A unique concept for different realities
Strictly speaking, the concept of "vertical farm" refers to the practice of producing food in vertical, integrated or not in other facilities specially built or preexisting. In this perspective the vertical farm is therefore predominantly urban agricultural company, or placed in urban areas, which develops vertically and uses specific cultural, organizational and commercial techniques.
Recent trends, however, tend to extend the concept to many and different production methods, which share the choice of using the space vertically, to four fundamental and incontrovertible evidences:
- the deterioration of agricultural soils, linked to intensive production techniques;
- the growing demand for food due to the steady growth of the world population, which increases at the rate of 80 million people a year;
- the continuing growth of the urban population: it is estimated that in 2050 nearly 80% of the earth's population will reside in urban centers, resulting in exponential expansion of soil artificialisation;
- the rapid climate change, which causes the increase of desertification and the rising of sea levels, which could decrease the arable land.
Therefore fall into the category of vertical farm also all those cultivation methods based on the exploitation of the vertical dimension, as the vegetable gardens on the rooftop, green wall and vegetable gardens implemented on balconies or terraces of varying width.
Said that, each of them requires owns techniques and organizations, responding to different needs and a different historical and operational development, in the present work we take into consideration their specific problems, with particular attention, however, to the industrial vertical farms, trying to put light on whether and to what extent they can be a real sustainable response to the growing need for food, as their most important theoretical, the American Dickson Despommier, states. The illustrious professor of microbiology and Public Health at Columbia University in New York, with his book The Vertical Farm (2010), laid the theoretical foundations of the innovative urban vertical farming methods designed to «feeding the world in the 21st Century».

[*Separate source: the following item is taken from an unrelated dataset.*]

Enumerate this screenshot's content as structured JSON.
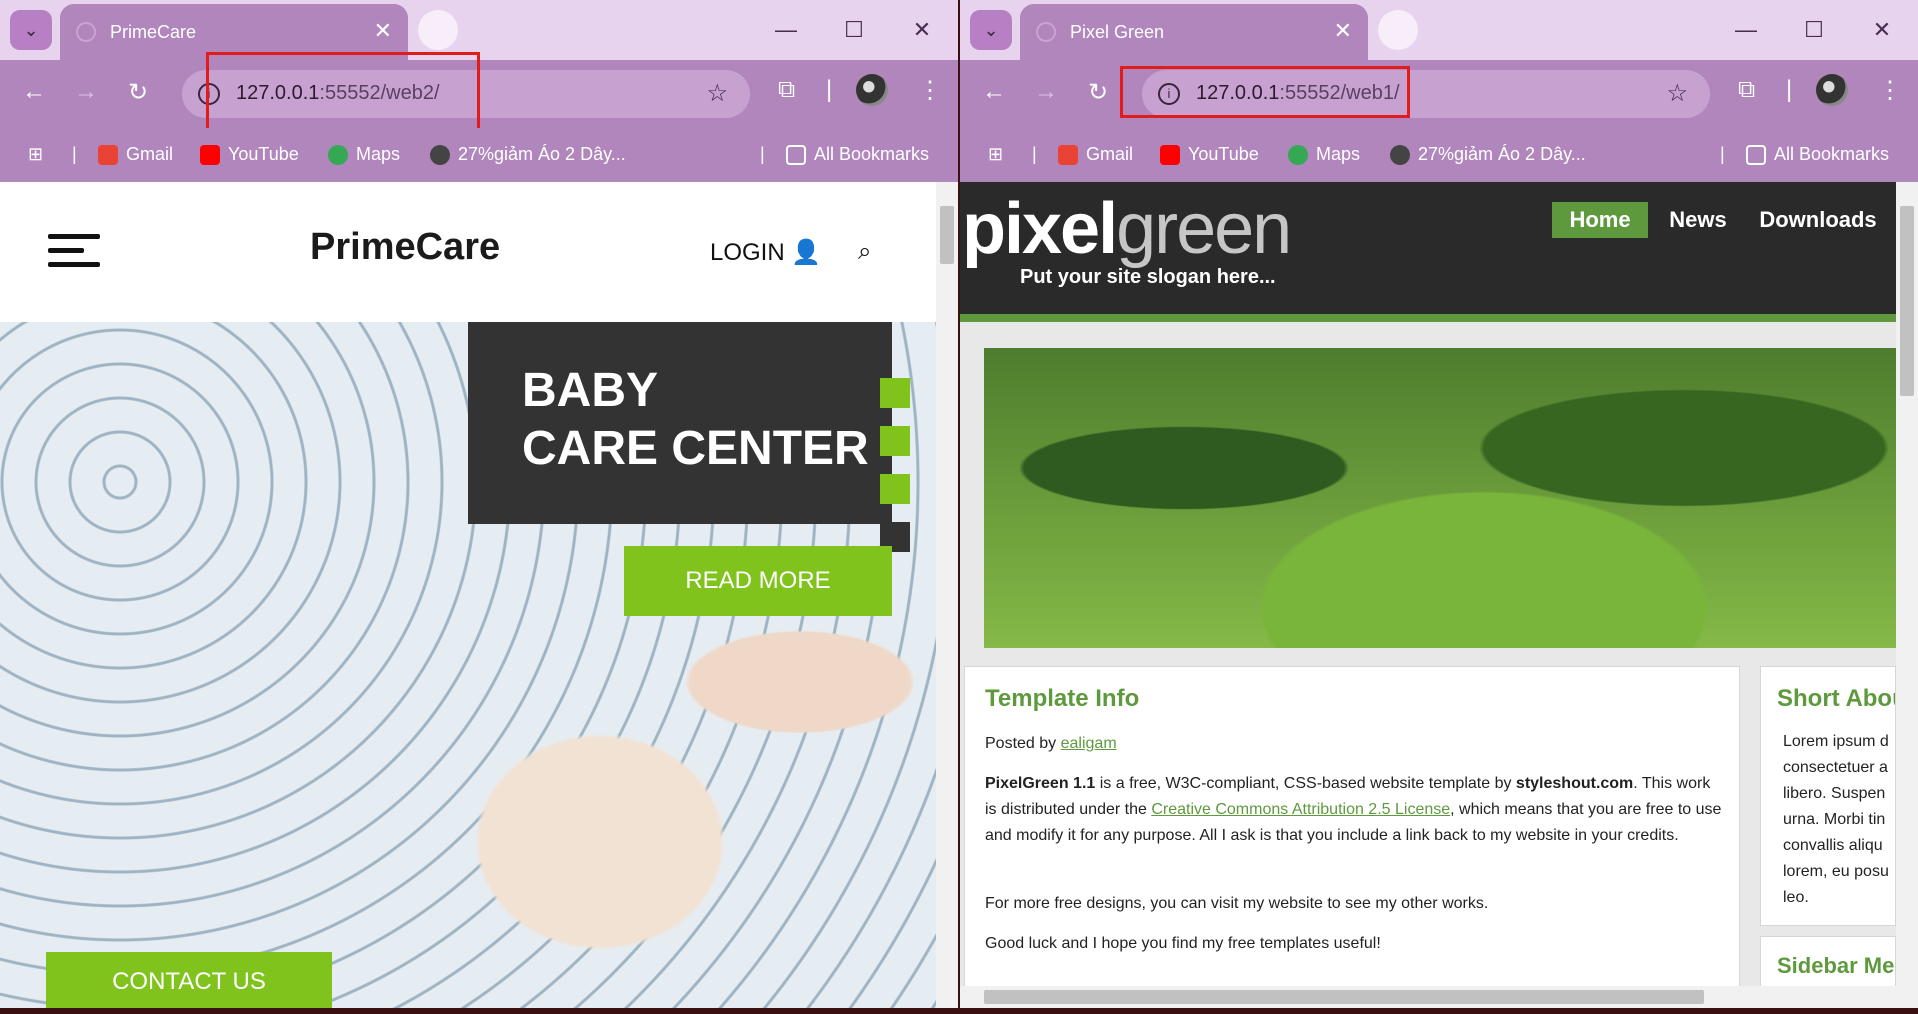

The question is whether the enthusiastic optimism Despommier can find concrete and advantageous embodiment and if the vertical farm can actually become «the next big thing for food and tech», as defining the business television channel CNBC, capable of representing a possible solution of the problems highlighted, or remain a fascinating, but not sustainable idea.